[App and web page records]
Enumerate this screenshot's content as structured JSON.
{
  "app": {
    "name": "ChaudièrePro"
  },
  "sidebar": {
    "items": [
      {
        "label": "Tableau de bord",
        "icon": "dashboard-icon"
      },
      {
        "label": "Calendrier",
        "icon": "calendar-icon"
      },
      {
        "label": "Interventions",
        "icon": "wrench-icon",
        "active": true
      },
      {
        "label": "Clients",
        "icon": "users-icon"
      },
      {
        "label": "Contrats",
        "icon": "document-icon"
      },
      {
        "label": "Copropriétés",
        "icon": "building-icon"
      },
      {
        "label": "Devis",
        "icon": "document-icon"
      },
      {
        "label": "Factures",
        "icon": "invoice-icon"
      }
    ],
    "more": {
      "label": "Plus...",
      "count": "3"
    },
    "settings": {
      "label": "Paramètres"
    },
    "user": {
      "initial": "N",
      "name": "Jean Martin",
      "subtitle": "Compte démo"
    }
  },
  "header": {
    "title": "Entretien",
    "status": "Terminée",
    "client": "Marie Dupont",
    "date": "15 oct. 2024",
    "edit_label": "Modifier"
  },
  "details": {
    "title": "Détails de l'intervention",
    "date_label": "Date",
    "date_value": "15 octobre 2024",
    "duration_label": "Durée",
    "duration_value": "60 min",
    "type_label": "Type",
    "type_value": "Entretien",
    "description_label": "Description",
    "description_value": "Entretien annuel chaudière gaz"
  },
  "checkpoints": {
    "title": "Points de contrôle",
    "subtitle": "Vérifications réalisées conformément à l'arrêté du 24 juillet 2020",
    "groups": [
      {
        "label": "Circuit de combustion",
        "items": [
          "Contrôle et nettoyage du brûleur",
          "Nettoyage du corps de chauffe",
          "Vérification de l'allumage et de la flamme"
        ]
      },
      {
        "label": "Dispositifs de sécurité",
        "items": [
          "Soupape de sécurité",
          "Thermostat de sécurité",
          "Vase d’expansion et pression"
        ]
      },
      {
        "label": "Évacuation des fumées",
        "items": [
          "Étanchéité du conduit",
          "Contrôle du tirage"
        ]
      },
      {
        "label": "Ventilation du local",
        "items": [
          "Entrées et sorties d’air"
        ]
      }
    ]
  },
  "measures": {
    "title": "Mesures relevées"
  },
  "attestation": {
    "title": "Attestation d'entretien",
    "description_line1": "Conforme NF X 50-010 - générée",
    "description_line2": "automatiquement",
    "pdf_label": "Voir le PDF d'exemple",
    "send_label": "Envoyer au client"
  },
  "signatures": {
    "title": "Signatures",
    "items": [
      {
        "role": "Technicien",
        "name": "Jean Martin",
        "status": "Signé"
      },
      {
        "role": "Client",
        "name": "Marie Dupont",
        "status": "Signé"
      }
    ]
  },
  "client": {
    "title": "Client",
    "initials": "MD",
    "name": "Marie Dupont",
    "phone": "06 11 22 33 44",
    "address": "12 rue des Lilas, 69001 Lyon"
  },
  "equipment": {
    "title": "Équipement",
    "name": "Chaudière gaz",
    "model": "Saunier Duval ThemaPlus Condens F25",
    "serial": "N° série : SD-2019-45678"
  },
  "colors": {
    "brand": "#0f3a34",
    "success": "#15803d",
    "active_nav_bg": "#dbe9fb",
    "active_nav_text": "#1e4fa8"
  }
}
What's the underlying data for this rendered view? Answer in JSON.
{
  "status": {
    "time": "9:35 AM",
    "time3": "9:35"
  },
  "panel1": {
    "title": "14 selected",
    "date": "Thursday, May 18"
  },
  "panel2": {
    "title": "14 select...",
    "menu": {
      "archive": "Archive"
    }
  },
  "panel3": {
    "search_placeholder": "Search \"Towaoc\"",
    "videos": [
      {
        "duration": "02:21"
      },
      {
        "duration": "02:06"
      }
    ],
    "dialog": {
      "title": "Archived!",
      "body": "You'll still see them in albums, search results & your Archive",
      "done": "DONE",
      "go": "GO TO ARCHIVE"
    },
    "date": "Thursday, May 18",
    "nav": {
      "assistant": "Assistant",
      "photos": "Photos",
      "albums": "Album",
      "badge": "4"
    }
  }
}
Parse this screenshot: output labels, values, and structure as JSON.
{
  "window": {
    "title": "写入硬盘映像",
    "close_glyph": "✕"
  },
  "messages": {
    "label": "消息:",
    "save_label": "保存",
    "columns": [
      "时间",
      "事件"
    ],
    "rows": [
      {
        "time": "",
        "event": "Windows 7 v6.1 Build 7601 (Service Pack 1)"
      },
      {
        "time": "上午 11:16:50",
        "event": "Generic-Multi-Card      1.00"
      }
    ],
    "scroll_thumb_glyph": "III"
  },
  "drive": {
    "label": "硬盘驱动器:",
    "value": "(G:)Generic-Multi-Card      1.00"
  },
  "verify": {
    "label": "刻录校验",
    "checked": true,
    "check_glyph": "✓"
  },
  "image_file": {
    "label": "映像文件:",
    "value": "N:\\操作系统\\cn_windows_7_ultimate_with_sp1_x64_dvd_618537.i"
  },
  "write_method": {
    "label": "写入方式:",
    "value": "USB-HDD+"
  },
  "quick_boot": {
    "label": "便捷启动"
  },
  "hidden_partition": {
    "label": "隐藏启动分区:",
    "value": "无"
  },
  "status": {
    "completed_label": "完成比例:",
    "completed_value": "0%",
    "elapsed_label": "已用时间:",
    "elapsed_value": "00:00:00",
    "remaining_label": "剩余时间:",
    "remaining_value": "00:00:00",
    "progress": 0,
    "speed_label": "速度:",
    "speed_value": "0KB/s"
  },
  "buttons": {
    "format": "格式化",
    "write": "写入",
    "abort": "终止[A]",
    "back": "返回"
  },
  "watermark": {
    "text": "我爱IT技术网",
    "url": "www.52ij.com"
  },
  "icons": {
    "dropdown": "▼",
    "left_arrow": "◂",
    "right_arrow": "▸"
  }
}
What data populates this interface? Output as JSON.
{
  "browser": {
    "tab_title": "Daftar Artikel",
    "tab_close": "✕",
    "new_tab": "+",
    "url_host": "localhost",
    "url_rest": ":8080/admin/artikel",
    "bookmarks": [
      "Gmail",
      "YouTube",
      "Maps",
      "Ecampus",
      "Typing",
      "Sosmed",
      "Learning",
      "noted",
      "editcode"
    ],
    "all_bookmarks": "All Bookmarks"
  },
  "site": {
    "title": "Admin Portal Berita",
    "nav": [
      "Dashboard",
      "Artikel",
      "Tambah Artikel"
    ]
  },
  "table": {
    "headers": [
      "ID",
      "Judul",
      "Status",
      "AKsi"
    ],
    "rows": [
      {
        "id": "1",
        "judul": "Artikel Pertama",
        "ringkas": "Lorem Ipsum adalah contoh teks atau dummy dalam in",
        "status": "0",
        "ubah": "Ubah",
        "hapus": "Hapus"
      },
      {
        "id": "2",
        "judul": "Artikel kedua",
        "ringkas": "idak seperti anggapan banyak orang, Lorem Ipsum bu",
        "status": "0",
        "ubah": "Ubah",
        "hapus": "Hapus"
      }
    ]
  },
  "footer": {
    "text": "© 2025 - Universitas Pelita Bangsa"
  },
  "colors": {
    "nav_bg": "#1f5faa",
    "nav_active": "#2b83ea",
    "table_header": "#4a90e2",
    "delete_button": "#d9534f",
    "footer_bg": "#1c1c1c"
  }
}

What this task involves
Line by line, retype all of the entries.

Answer for the task
Enumerate this screenshot's content as structured JSON.
{
  "app": {
    "name": "ChaudièrePro"
  },
  "sidebar": {
    "items": [
      {
        "label": "Tableau de bord",
        "icon": "dashboard-icon"
      },
      {
        "label": "Calendrier",
        "icon": "calendar-icon"
      },
      {
        "label": "Interventions",
        "icon": "wrench-icon",
        "active": true
      },
      {
        "label": "Clients",
        "icon": "users-icon"
      },
      {
        "label": "Contrats",
        "icon": "document-icon"
      },
      {
        "label": "Copropriétés",
        "icon": "building-icon"
      },
      {
        "label": "Devis",
        "icon": "document-icon"
      },
      {
        "label": "Factures",
        "icon": "invoice-icon"
      }
    ],
    "more": {
      "label": "Plus...",
      "count": "3"
    },
    "settings": {
      "label": "Paramètres"
    },
    "user": {
      "initial": "N",
      "name": "Jean Martin",
      "subtitle": "Compte démo"
    }
  },
  "header": {
    "title": "Entretien",
    "status": "Terminée",
    "client": "Marie Dupont",
    "date": "15 oct. 2024",
    "edit_label": "Modifier"
  },
  "details": {
    "title": "Détails de l'intervention",
    "date_label": "Date",
    "date_value": "15 octobre 2024",
    "duration_label": "Durée",
    "duration_value": "60 min",
    "type_label": "Type",
    "type_value": "Entretien",
    "description_label": "Description",
    "description_value": "Entretien annuel chaudière gaz"
  },
  "checkpoints": {
    "title": "Points de contrôle",
    "subtitle": "Vérifications réalisées conformément à l'arrêté du 24 juillet 2020",
    "groups": [
      {
        "label": "Circuit de combustion",
        "items": [
          "Contrôle et nettoyage du brûleur",
          "Nettoyage du corps de chauffe",
          "Vérification de l'allumage et de la flamme"
        ]
      },
      {
        "label": "Dispositifs de sécurité",
        "items": [
          "Soupape de sécurité",
          "Thermostat de sécurité",
          "Vase d’expansion et pression"
        ]
      },
      {
        "label": "Évacuation des fumées",
        "items": [
          "Étanchéité du conduit",
          "Contrôle du tirage"
        ]
      },
      {
        "label": "Ventilation du local",
        "items": [
          "Entrées et sorties d’air"
        ]
      }
    ]
  },
  "measures": {
    "title": "Mesures relevées"
  },
  "attestation": {
    "title": "Attestation d'entretien",
    "description_line1": "Conforme NF X 50-010 - générée",
    "description_line2": "automatiquement",
    "pdf_label": "Voir le PDF d'exemple",
    "send_label": "Envoyer au client"
  },
  "signatures": {
    "title": "Signatures",
    "items": [
      {
        "role": "Technicien",
        "name": "Jean Martin",
        "status": "Signé"
      },
      {
        "role": "Client",
        "name": "Marie Dupont",
        "status": "Signé"
      }
    ]
  },
  "client": {
    "title": "Client",
    "initials": "MD",
    "name": "Marie Dupont",
    "phone": "06 11 22 33 44",
    "address": "12 rue des Lilas, 69001 Lyon"
  },
  "equipment": {
    "title": "Équipement",
    "name": "Chaudière gaz",
    "model": "Saunier Duval ThemaPlus Condens F25",
    "serial": "N° série : SD-2019-45678"
  },
  "colors": {
    "brand": "#0f3a34",
    "success": "#15803d",
    "active_nav_bg": "#dbe9fb",
    "active_nav_text": "#1e4fa8"
  }
}
What's the underlying data for this rendered view? Answer in JSON.
{
  "status": {
    "time": "9:35 AM",
    "time3": "9:35"
  },
  "panel1": {
    "title": "14 selected",
    "date": "Thursday, May 18"
  },
  "panel2": {
    "title": "14 select...",
    "menu": {
      "archive": "Archive"
    }
  },
  "panel3": {
    "search_placeholder": "Search \"Towaoc\"",
    "videos": [
      {
        "duration": "02:21"
      },
      {
        "duration": "02:06"
      }
    ],
    "dialog": {
      "title": "Archived!",
      "body": "You'll still see them in albums, search results & your Archive",
      "done": "DONE",
      "go": "GO TO ARCHIVE"
    },
    "date": "Thursday, May 18",
    "nav": {
      "assistant": "Assistant",
      "photos": "Photos",
      "albums": "Album",
      "badge": "4"
    }
  }
}
Parse this screenshot: output labels, values, and structure as JSON.
{
  "window": {
    "title": "写入硬盘映像",
    "close_glyph": "✕"
  },
  "messages": {
    "label": "消息:",
    "save_label": "保存",
    "columns": [
      "时间",
      "事件"
    ],
    "rows": [
      {
        "time": "",
        "event": "Windows 7 v6.1 Build 7601 (Service Pack 1)"
      },
      {
        "time": "上午 11:16:50",
        "event": "Generic-Multi-Card      1.00"
      }
    ],
    "scroll_thumb_glyph": "III"
  },
  "drive": {
    "label": "硬盘驱动器:",
    "value": "(G:)Generic-Multi-Card      1.00"
  },
  "verify": {
    "label": "刻录校验",
    "checked": true,
    "check_glyph": "✓"
  },
  "image_file": {
    "label": "映像文件:",
    "value": "N:\\操作系统\\cn_windows_7_ultimate_with_sp1_x64_dvd_618537.i"
  },
  "write_method": {
    "label": "写入方式:",
    "value": "USB-HDD+"
  },
  "quick_boot": {
    "label": "便捷启动"
  },
  "hidden_partition": {
    "label": "隐藏启动分区:",
    "value": "无"
  },
  "status": {
    "completed_label": "完成比例:",
    "completed_value": "0%",
    "elapsed_label": "已用时间:",
    "elapsed_value": "00:00:00",
    "remaining_label": "剩余时间:",
    "remaining_value": "00:00:00",
    "progress": 0,
    "speed_label": "速度:",
    "speed_value": "0KB/s"
  },
  "buttons": {
    "format": "格式化",
    "write": "写入",
    "abort": "终止[A]",
    "back": "返回"
  },
  "watermark": {
    "text": "我爱IT技术网",
    "url": "www.52ij.com"
  },
  "icons": {
    "dropdown": "▼",
    "left_arrow": "◂",
    "right_arrow": "▸"
  }
}
What data populates this interface? Output as JSON.
{
  "browser": {
    "tab_title": "Daftar Artikel",
    "tab_close": "✕",
    "new_tab": "+",
    "url_host": "localhost",
    "url_rest": ":8080/admin/artikel",
    "bookmarks": [
      "Gmail",
      "YouTube",
      "Maps",
      "Ecampus",
      "Typing",
      "Sosmed",
      "Learning",
      "noted",
      "editcode"
    ],
    "all_bookmarks": "All Bookmarks"
  },
  "site": {
    "title": "Admin Portal Berita",
    "nav": [
      "Dashboard",
      "Artikel",
      "Tambah Artikel"
    ]
  },
  "table": {
    "headers": [
      "ID",
      "Judul",
      "Status",
      "AKsi"
    ],
    "rows": [
      {
        "id": "1",
        "judul": "Artikel Pertama",
        "ringkas": "Lorem Ipsum adalah contoh teks atau dummy dalam in",
        "status": "0",
        "ubah": "Ubah",
        "hapus": "Hapus"
      },
      {
        "id": "2",
        "judul": "Artikel kedua",
        "ringkas": "idak seperti anggapan banyak orang, Lorem Ipsum bu",
        "status": "0",
        "ubah": "Ubah",
        "hapus": "Hapus"
      }
    ]
  },
  "footer": {
    "text": "© 2025 - Universitas Pelita Bangsa"
  },
  "colors": {
    "nav_bg": "#1f5faa",
    "nav_active": "#2b83ea",
    "table_header": "#4a90e2",
    "delete_button": "#d9534f",
    "footer_bg": "#1c1c1c"
  }
}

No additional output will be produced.